Directions ▸
Where a line contains the word "type", copy that line from the records below.

Source material ▸
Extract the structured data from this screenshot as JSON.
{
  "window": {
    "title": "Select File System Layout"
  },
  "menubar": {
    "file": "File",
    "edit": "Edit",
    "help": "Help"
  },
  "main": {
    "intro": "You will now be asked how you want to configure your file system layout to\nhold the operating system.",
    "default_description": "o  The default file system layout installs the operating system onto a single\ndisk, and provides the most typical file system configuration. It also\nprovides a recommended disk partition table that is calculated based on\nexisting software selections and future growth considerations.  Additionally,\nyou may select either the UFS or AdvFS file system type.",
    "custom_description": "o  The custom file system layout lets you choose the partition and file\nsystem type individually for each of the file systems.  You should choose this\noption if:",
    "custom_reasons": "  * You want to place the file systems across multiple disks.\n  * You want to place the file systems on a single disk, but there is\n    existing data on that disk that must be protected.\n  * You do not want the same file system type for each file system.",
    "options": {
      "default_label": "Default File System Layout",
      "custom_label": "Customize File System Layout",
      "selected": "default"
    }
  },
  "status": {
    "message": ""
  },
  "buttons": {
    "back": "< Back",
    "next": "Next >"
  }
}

Answer to this exercise ▸
    "default_description": "o  The default file system layout installs the operating system onto a single\ndisk, and provides the most typical file system configuration. It also\nprovides a recommended disk partition table that is calculated based on\nexisting software selections and future growth considerations.  Additionally,\nyou may select either the UFS or AdvFS file system type.",
    "custom_description": "o  The custom file system layout lets you choose the partition and file\nsystem type individually for each of the file systems.  You should choose this\noption if:",
    "custom_reasons": "  * You want to place the file systems across multiple disks.\n  * You want to place the file systems on a single disk, but there is\n    existing data on that disk that must be protected.\n  * You do not want the same file system type for each file system.",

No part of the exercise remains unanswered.